  • Theater
  • Movement
  • Social Media
  • Visual Art

"CAI created a learning space that was gracious and generous in its capacity to hold all of who we were individually and the possibilities of who we can be collectively." - Dr. Gretchen Generatte, Associate Dean for Graduate Studies & Research, Dusquene University

Principal Leadership Institute

Creative Resistance: UC Berkeley Students Promote Racial Equity

After the verdict of the Trayvon Martin case, anonymous people defaced an Angela Davis poster with hate language on the campus of the Principal Leadership Institute (PLI) at UC Berkeley, a graduate program for school administrators. PLI reached out to CAI to assist in transforming the racist incident into an opportunity for courageous conversations and creative resistance.

CAI offered a 2-day training in Creative Leadership to a cohort of graduate students and faculty to experience and learn arts-based interactive tools for more effective collaboration and dialogue around systemic issues in their communities and schools and design a creative response to the incident that occurred on their campus.

In addition to conceiving and creating an interactive, arts-based tool that promoted healing and courageous conversations about race within the PLI community, participants gained firsthand experience in using creative methods for social change. Movement, theater, mural making, creating public message generating a dialogue about systemic racism with themes of compassion, empathy and solidarity.

On July 25, 2014, as part of their graduation ceremony, their public art response was unveiled for a crowd of 100 people. The Tree of Racism served to illustrate microaggressions, structural racism and their historical roots. The Quilt of Resistance highlighted actions to dismantle racism that are rooted in compassion, empathy, and solidarity.
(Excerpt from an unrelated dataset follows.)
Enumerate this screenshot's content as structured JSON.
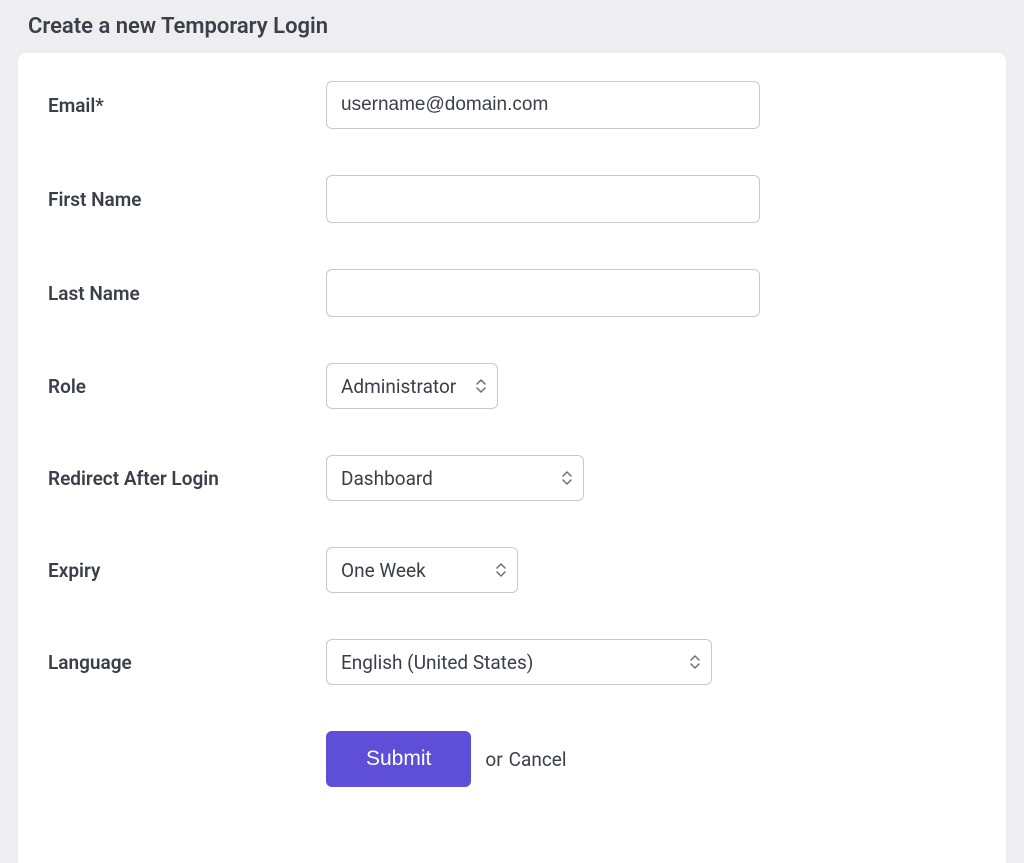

“This training allowed participants to creatively think about and respond to racism within our society.” - D.M. Kloker
“Amazing activities that I will definitely take to my school site…. Engaging teachers in the activities you shared with us will enable them to relax before we get to the courageous conversation.”
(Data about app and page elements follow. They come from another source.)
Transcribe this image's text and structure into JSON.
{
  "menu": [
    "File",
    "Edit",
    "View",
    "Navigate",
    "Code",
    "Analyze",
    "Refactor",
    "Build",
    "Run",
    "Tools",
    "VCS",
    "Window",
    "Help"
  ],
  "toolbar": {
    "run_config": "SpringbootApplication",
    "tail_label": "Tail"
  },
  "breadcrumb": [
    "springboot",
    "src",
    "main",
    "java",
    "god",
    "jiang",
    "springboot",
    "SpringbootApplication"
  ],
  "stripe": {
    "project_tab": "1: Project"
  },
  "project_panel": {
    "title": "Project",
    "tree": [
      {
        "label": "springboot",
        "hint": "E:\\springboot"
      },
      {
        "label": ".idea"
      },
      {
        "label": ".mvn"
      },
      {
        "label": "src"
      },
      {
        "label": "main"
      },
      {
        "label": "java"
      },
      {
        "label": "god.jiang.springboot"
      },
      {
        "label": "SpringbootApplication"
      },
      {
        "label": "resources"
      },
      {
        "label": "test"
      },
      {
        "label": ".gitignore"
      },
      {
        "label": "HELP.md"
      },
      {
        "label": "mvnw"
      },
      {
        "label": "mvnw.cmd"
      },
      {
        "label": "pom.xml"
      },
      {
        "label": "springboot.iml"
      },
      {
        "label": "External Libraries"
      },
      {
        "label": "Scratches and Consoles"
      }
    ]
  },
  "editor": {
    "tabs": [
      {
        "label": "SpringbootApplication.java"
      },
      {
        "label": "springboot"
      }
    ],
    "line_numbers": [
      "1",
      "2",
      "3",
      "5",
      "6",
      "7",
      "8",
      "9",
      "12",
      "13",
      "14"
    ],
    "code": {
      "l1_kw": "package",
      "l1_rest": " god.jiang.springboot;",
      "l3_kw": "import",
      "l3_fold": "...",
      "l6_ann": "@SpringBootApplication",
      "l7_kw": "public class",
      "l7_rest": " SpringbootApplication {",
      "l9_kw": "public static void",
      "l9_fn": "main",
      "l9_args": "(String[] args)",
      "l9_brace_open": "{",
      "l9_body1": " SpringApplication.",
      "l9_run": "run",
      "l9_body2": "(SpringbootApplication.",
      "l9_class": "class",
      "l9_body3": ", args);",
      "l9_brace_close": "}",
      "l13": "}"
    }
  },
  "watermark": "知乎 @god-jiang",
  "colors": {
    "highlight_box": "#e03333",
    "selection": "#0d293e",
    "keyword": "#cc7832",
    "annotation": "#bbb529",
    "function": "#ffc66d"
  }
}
Community United Against Violence (CUAV)

CUAV provides support and organizes campaigns for the rights of the LGBTQ community in San Francisco. We engaged staff in an intensive training in Theater of the Oppressed techniques to more effectively conduct education, healing and outreach for those impacted by abuse and discrimination.